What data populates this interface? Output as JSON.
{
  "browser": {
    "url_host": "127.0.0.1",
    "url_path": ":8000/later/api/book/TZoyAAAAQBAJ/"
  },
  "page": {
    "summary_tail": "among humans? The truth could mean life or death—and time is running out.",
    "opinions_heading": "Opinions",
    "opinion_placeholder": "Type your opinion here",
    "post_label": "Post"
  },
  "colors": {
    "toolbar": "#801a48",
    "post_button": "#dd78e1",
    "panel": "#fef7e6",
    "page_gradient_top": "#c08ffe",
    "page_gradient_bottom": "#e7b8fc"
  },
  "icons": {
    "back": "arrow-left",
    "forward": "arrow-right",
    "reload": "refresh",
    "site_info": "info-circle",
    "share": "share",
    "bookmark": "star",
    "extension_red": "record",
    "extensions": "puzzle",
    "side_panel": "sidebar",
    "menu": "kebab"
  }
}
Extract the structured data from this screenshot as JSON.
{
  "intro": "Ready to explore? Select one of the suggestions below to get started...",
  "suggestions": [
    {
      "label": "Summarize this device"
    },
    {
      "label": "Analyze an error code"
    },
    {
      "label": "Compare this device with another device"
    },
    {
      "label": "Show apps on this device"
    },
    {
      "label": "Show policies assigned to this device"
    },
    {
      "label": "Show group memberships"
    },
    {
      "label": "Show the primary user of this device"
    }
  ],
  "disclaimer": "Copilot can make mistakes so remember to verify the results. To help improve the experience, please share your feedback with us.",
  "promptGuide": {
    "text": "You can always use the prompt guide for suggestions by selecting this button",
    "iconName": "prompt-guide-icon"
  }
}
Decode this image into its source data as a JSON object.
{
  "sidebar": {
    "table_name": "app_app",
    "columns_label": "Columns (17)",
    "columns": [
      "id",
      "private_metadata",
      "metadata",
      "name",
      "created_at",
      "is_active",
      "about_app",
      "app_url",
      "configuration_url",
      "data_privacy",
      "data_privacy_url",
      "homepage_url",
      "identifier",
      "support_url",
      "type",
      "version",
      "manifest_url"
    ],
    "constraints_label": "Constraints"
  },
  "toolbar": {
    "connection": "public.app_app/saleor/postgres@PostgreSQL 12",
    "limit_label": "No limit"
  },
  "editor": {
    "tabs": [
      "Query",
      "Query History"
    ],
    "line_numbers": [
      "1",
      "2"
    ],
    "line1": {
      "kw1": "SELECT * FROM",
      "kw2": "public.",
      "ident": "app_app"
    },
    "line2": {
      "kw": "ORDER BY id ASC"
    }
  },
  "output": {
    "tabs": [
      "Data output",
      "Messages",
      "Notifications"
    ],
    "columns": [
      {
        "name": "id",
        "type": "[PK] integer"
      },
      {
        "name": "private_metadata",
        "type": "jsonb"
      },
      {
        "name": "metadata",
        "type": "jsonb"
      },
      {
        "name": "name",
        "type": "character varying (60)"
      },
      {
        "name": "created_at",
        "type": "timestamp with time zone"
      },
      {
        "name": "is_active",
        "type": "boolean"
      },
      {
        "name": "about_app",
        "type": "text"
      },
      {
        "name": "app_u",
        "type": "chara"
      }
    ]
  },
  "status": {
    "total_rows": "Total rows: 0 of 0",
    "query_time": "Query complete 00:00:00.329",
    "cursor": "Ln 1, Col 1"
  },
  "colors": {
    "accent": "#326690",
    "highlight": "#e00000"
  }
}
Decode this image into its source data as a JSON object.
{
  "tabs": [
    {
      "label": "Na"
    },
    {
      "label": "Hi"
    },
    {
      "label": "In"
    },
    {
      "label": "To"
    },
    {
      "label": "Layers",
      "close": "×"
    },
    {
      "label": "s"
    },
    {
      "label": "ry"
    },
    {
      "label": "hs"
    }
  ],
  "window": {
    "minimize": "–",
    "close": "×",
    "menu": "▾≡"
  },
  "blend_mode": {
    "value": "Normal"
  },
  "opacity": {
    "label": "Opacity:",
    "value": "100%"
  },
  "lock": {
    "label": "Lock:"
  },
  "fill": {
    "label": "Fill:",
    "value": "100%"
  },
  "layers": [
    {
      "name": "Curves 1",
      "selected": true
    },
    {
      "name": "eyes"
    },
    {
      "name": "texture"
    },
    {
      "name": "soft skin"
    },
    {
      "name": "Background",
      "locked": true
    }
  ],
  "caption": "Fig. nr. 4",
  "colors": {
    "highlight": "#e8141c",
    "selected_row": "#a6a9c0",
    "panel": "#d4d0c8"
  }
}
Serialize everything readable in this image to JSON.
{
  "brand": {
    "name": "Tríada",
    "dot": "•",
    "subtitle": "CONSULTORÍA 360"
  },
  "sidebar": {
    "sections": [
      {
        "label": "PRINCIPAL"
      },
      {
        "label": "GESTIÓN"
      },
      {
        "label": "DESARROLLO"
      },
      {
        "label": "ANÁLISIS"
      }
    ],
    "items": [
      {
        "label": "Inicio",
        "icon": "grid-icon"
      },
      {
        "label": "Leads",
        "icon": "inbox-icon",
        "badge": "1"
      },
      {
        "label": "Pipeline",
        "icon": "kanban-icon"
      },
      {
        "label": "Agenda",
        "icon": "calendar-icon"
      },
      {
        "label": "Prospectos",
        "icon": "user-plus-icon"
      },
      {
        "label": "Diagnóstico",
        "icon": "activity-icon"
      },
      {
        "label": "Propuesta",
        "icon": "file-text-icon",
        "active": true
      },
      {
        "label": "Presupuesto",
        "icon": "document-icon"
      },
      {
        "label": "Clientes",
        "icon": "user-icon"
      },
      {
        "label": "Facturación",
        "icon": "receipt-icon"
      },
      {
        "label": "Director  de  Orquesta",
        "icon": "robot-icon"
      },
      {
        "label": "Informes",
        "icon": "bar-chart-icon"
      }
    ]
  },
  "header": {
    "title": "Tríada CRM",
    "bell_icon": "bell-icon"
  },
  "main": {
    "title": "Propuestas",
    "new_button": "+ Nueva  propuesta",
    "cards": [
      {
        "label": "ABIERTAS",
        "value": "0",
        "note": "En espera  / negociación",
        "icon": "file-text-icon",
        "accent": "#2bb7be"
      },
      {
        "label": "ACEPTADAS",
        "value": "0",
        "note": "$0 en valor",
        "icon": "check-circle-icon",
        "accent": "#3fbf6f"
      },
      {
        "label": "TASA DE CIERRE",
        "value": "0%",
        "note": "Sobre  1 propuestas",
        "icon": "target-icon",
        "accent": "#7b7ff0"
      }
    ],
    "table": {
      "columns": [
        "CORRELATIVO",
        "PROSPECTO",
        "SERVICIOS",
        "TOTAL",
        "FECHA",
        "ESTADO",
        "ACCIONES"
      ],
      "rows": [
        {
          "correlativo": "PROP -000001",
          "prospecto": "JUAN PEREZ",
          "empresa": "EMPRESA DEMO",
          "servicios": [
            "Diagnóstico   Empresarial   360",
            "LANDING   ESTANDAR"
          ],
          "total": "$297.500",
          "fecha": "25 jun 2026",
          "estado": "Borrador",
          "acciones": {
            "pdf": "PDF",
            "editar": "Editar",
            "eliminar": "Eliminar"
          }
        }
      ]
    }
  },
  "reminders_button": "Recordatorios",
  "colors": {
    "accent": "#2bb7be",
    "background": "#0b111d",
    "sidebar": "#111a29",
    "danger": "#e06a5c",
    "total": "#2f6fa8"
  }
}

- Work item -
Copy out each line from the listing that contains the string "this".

- Written answer -
What data populates this interface? Output as JSON.
Extract the structured data from this screenshot as JSON.
      "label": "Summarize this device"
      "label": "Compare this device with another device"
      "label": "Show apps on this device"
      "label": "Show policies assigned to this device"
      "label": "Show the primary user of this device"
    "text": "You can always use the prompt guide for suggestions by selecting this button",
Decode this image into its source data as a JSON object.
Decode this image into its source data as a JSON object.
Serialize everything readable in this image to JSON.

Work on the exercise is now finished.